Related, but broader, is the mandate to closely manage capital relative to business strategies and risk profile. Here, too, models, policies, and processes need strengthening to ensure sufficient resources to absorb losses, maintain operations, and meet regulatory requirements—whether by diversifying assets, raising capital, or taking other steps to maintain financial stability and flexibility. Regulators are placing special emphasis on capital management planning and stress testing.

  1. Enterprise Risk Management

Broadening even further, ERM needs to cover the spectrum of regulatory risks with more assiduous work on the identification, reporting, and rapid remediation of compliance issues by the risk management team in the second line of defense. 2024 priorities enumerated in the Office of the Comptroller of the Currency’s recent “Bank Supervision Operating Plan” range from some of the issues detailed above to consumer compliance, cybersecurity, financial crime, and climate-related financial risk, among others.

A good indicator of across-the-board elevation of regulatory risk is seen in the handling of matters requiring attention (MRAs). Regulators are issuing increasing numbers of MRAs for regulatory weaknesses and giving banks less time to address them. In 2024, deficiencies will have to be addressed promptly and fully—preferably after being self-identified. Otherwise, enforcement actions such as informal MOUs or formal consent orders could prevent a bank from pursuing strategic goals such as acquisitions.
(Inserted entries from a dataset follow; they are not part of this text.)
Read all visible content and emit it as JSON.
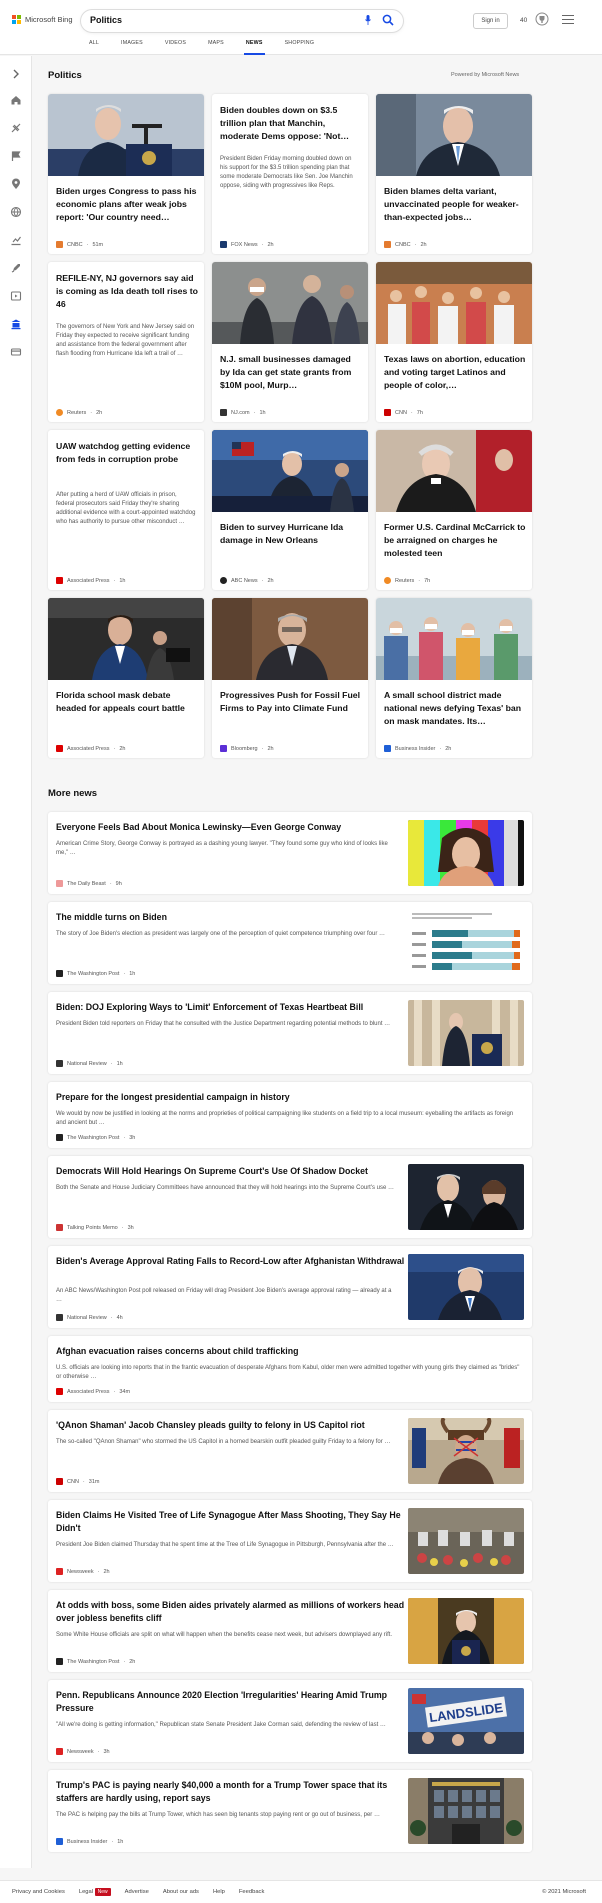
{
  "header": {
    "brand": "Microsoft Bing",
    "query": "Politics",
    "sign_in": "Sign in",
    "points": "40",
    "tabs": [
      "ALL",
      "IMAGES",
      "VIDEOS",
      "MAPS",
      "NEWS",
      "SHOPPING"
    ],
    "active_tab": "NEWS"
  },
  "section_title": "Politics",
  "powered_by": "Powered by Microsoft News",
  "cards": [
    {
      "title": "Biden urges Congress to pass his economic plans after weak jobs report: 'Our country need…",
      "source": "CNBC",
      "time": "51m",
      "icon_color": "#e47b2f"
    },
    {
      "title": "Biden doubles down on $3.5 trillion plan that Manchin, moderate Dems oppose: 'Not…",
      "snippet": "President Biden Friday morning doubled down on his support for the $3.5 trillion spending plan that some moderate Democrats like Sen. Joe Manchin oppose, siding with progressives like Reps.",
      "source": "FOX News",
      "time": "2h",
      "icon_color": "#1a3a6e"
    },
    {
      "title": "Biden blames delta variant, unvaccinated people for weaker-than-expected jobs…",
      "source": "CNBC",
      "time": "2h",
      "icon_color": "#e47b2f"
    },
    {
      "title": "REFILE-NY, NJ governors say aid is coming as Ida death toll rises to 46",
      "snippet": "The governors of New York and New Jersey said on Friday they expected to receive significant funding and assistance from the federal government after flash flooding from Hurricane Ida left a trail of …",
      "source": "Reuters",
      "time": "2h",
      "icon_color": "#f08a24"
    },
    {
      "title": "N.J. small businesses damaged by Ida can get state grants from $10M pool, Murp…",
      "source": "NJ.com",
      "time": "1h",
      "icon_color": "#333"
    },
    {
      "title": "Texas laws on abortion, education and voting target Latinos and people of color,…",
      "source": "CNN",
      "time": "7h",
      "icon_color": "#cc0000"
    },
    {
      "title": "UAW watchdog getting evidence from feds in corruption probe",
      "snippet": "After putting a herd of UAW officials in prison, federal prosecutors said Friday they're sharing additional evidence with a court-appointed watchdog who has authority to pursue other misconduct …",
      "source": "Associated Press",
      "time": "1h",
      "icon_color": "#d00"
    },
    {
      "title": "Biden to survey Hurricane Ida damage in New Orleans",
      "source": "ABC News",
      "time": "2h",
      "icon_color": "#222"
    },
    {
      "title": "Former U.S. Cardinal McCarrick to be arraigned on charges he molested teen",
      "source": "Reuters",
      "time": "7h",
      "icon_color": "#f08a24"
    },
    {
      "title": "Florida school mask debate headed for appeals court battle",
      "source": "Associated Press",
      "time": "2h",
      "icon_color": "#d00"
    },
    {
      "title": "Progressives Push for Fossil Fuel Firms to Pay into Climate Fund",
      "source": "Bloomberg",
      "time": "2h",
      "icon_color": "#5b2fd6"
    },
    {
      "title": "A small school district made national news defying Texas' ban on mask mandates. Its…",
      "source": "Business Insider",
      "time": "2h",
      "icon_color": "#1f5fd6"
    }
  ],
  "more_news_title": "More news",
  "more_news": [
    {
      "title": "Everyone Feels Bad About Monica Lewinsky—Even George Conway",
      "snippet": "American Crime Story, George Conway is portrayed as a dashing young lawyer. \"They found some guy who kind of looks like me,\" …",
      "source": "The Daily Beast",
      "time": "9h",
      "icon_color": "#e77"
    },
    {
      "title": "The middle turns on Biden",
      "snippet": "The story of Joe Biden's election as president was largely one of the perception of quiet competence triumphing over four …",
      "source": "The Washington Post",
      "time": "1h",
      "icon_color": "#222"
    },
    {
      "title": "Biden: DOJ Exploring Ways to 'Limit' Enforcement of Texas Heartbeat Bill",
      "snippet": "President Biden told reporters on Friday that he consulted with the Justice Department regarding potential methods to blunt …",
      "source": "National Review",
      "time": "1h",
      "icon_color": "#333"
    },
    {
      "title": "Prepare for the longest presidential campaign in history",
      "snippet": "We would by now be justified in looking at the norms and proprieties of political campaigning like students on a field trip to a local museum: eyeballing the artifacts as foreign and ancient but …",
      "source": "The Washington Post",
      "time": "3h",
      "icon_color": "#222"
    },
    {
      "title": "Democrats Will Hold Hearings On Supreme Court's Use Of Shadow Docket",
      "snippet": "Both the Senate and House Judiciary Committees have announced that they will hold hearings into the Supreme Court's use …",
      "source": "Talking Points Memo",
      "time": "3h",
      "icon_color": "#c33"
    },
    {
      "title": "Biden's Average Approval Rating Falls to Record-Low after Afghanistan Withdrawal",
      "snippet": "An ABC News/Washington Post poll released on Friday will drag President Joe Biden's average approval rating — already at a …",
      "source": "National Review",
      "time": "4h",
      "icon_color": "#333"
    },
    {
      "title": "Afghan evacuation raises concerns about child trafficking",
      "snippet": "U.S. officials are looking into reports that in the frantic evacuation of desperate Afghans from Kabul, older men were admitted together with young girls they claimed as \"brides\" or otherwise …",
      "source": "Associated Press",
      "time": "34m",
      "icon_color": "#d00"
    },
    {
      "title": "'QAnon Shaman' Jacob Chansley pleads guilty to felony in US Capitol riot",
      "snippet": "The so-called \"QAnon Shaman\" who stormed the US Capitol in a horned bearskin outfit pleaded guilty Friday to a felony for …",
      "source": "CNN",
      "time": "31m",
      "icon_color": "#cc0000"
    },
    {
      "title": "Biden Claims He Visited Tree of Life Synagogue After Mass Shooting, They Say He Didn't",
      "snippet": "President Joe Biden claimed Thursday that he spent time at the Tree of Life Synagogue in Pittsburgh, Pennsylvania after the …",
      "source": "Newsweek",
      "time": "2h",
      "icon_color": "#d22"
    },
    {
      "title": "At odds with boss, some Biden aides privately alarmed as millions of workers head over jobless benefits cliff",
      "snippet": "Some White House officials are split on what will happen when the benefits cease next week, but advisers downplayed any rift.",
      "source": "The Washington Post",
      "time": "2h",
      "icon_color": "#222"
    },
    {
      "title": "Penn. Republicans Announce 2020 Election 'Irregularities' Hearing Amid Trump Pressure",
      "snippet": "\"All we're doing is getting information,\" Republican state Senate President Jake Corman said, defending the review of last …",
      "source": "Newsweek",
      "time": "3h",
      "icon_color": "#d22"
    },
    {
      "title": "Trump's PAC is paying nearly $40,000 a month for a Trump Tower space that its staffers are hardly using, report says",
      "snippet": "The PAC is helping pay the bills at Trump Tower, which has seen big tenants stop paying rent or go out of business, per …",
      "source": "Business Insider",
      "time": "1h",
      "icon_color": "#1f5fd6"
    }
  ],
  "thumb_text": {
    "landslide": "LANDSLIDE"
  },
  "footer": {
    "links": [
      "Privacy and Cookies",
      "Legal",
      "Advertise",
      "About our ads",
      "Help",
      "Feedback"
    ],
    "new_badge": "New",
    "copyright": "© 2021 Microsoft"
  }
}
  1. Strategic Risk and Planning

With the stresses and failures of 2023 as prelude, 2024 should also be dedicated to strategic risk assessment and planning. This requires bank executives to take a hard look at the sum of their bank’s credit portfolio, capital management, liquidity risk, and other focus areas above—and then consider the best future path. If the firm’s overall financial and risk profile is strong, the answer could be growth through acquisition. If it’s weak, the conclusion could be to retrench or sell. Either strategy requires strong risk management groundwork to succeed.

For example, a bank looking to grow through M&A should not only meet the highest industry and regulatory standards for its current size—but also prepare to meet best practices for its post-merger scale and scope. Regulators will expect this forward-leaning planning. For instance, a bank’s posture under the Community Reinvestment Act or Bank Secrecy Act must be Satisfactory and lean toward Outstanding, or risk regulatory blockage of its merger proposal. This can happen—and recently has—leaving both banks involved in the deal devastated after lengthy, public planning.

The Takeaway

2023 has been a pressure cooker for bank risk professionals, and there’s little release in the outlook for 2024. But much simply remains unpredictable in today’s uncertain business environment, and so financial institutions need to prepare strategies for managing various scenarios through this cycle. And they need to remember that opportunity is often born of adversity. The stronger a bank’s financial and risk profile, the better prepared it will be to grow and consider acquisition, in a year that could separate winners from losers in the financial services industry.


Michael Finn

Mike Finn is a Senior Advisor with Treliant, providing clients with expertise in enterprise risk management, corporate governance, and regulatory relations. Mike has over 35 years of experience as a Chief Risk Officer at several public companies and a senior regulatory leader at the Office of the Comptroller…